  24. ^ "Appeal on Bawden Map". High Tide. Retrieved 9 February 2014. 
  25. ^ Lewis, Simon. "Edward Bawden's map of Scarborough". All Things Considered. Retrieved 9 February 2014. 
  26. ^ "Who Cares About Murals? We Do!". Public Catalogue Foundation. Retrieved 9 February 2014. 
  27. ^ "Morley College Art Collection". Royal Academy of Arts. Retrieved 9 February 2014. 
  28. ^ Ian Chilvers (2004). The Oxford Dictionary of Art. Oxford University Press. ISBN 0 19 860476 9. 
  29. ^ "Modern British Painting and Prints". Scottish-gallery.co.uk. Retrieved 2014-02-08. 
  30. ^ a b "Edward Bawden: Essex Watercolours". Firstsite: Contemporary Visual Arts in Colchester. Retrieved 9 February 2014. 
  31. ^ University of Essex. "University of Essex Calendar/ Honorary Graduates". University of Essex. Retrieved 19 September 2013. 

Sources[edit]

  • Richards, J.M. Edward Bawden. Penguin Modern Painters.
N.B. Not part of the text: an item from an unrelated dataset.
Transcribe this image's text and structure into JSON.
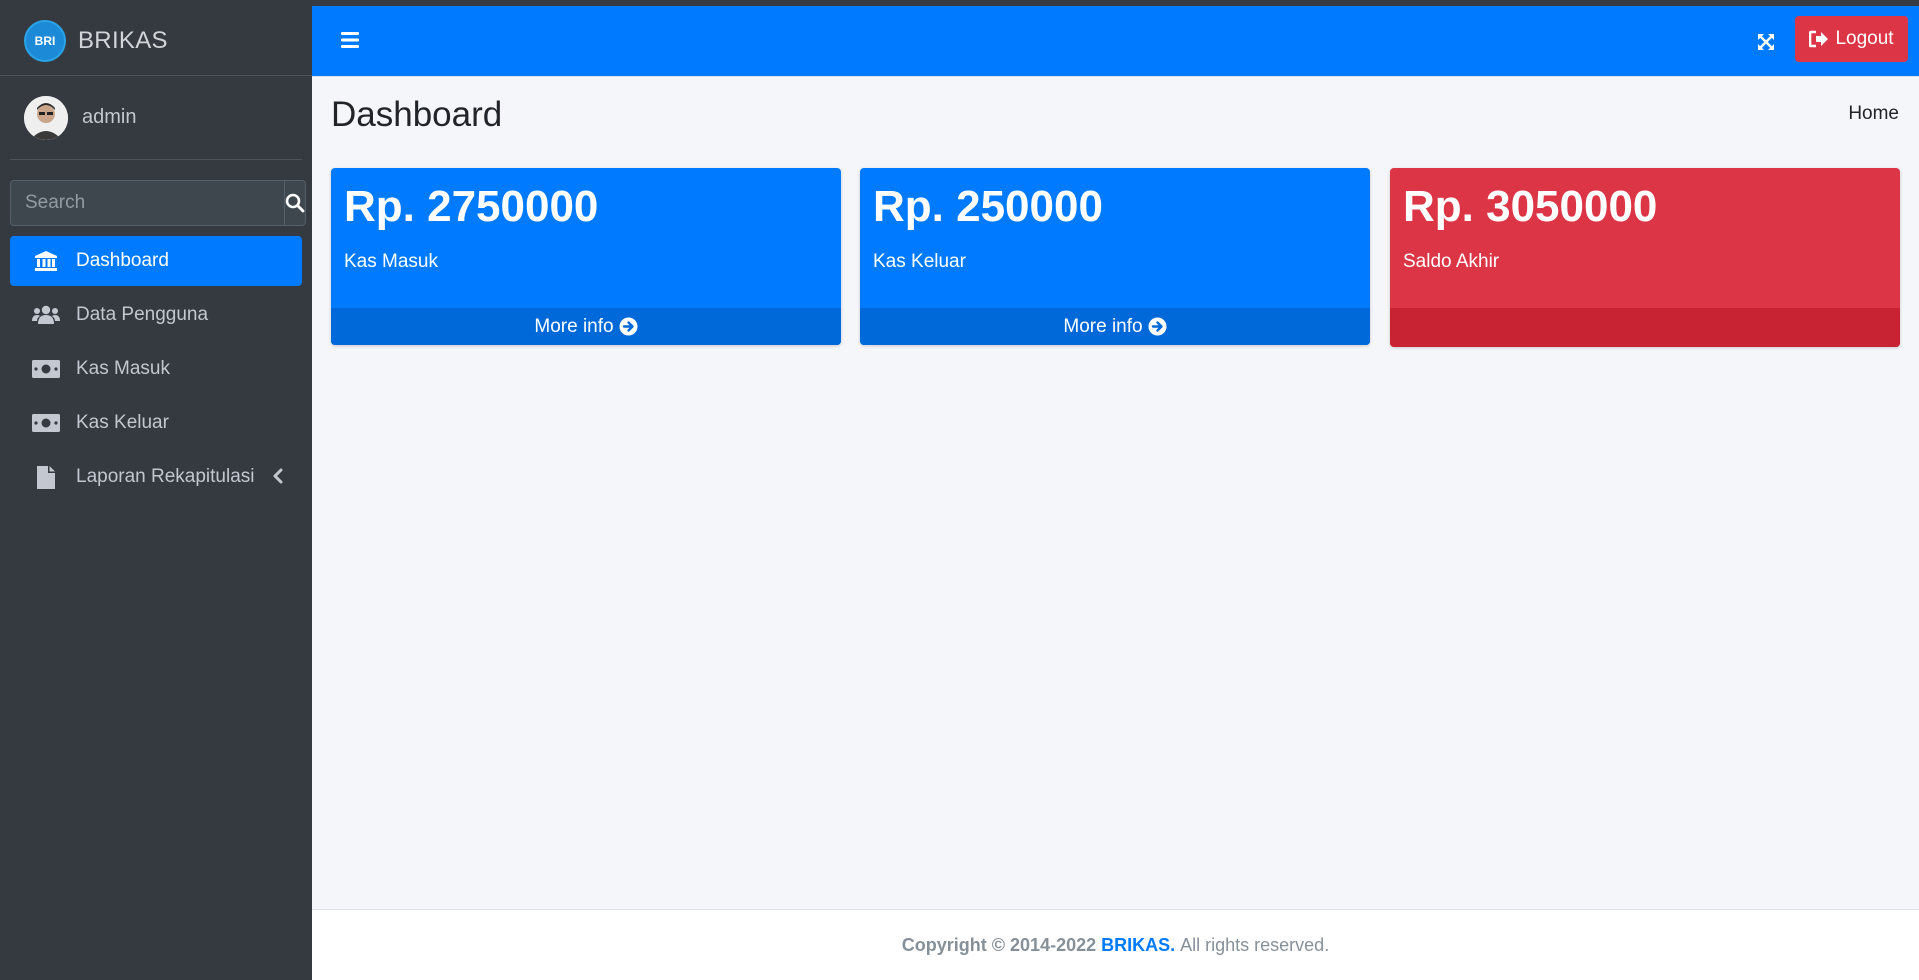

Harmondsworth: Penguin. 

Further reading[edit]

  • P. Skipwith, One Lump or Two, Tea, Twinings and Edward Bawden (2010. Mainstone Press, Norwich)
  • Skipwith, P : Entertaining à la Carte, Edward Bawden and Fortnum and Mason (2008. Mainstone Press, Norwich)
  • Malcolm Yorke, Edward Bawden & His Circle The Inward Laugh (rev. ed. 2007)
  • Powers, A & Green, O: Away we Go! Advertising London's Transport, Eric Ravilious & Edward Bawden (2006. Mainstone Press, Norwich)
  • Brian Webb and Peyton Skipwith, Edward Bawden and Eric Ravilious Design (2005)
  • Jeremy Greenwood, Edward Bawden - Editioned Prints (2005. Wood Lea Press)
  • Douglas Percy Bliss, Edward Bawden (1979. Pendomer Press)
  • Ruari McLean, Edward Bawden A Book Of Cuts (1979)

External links[edit]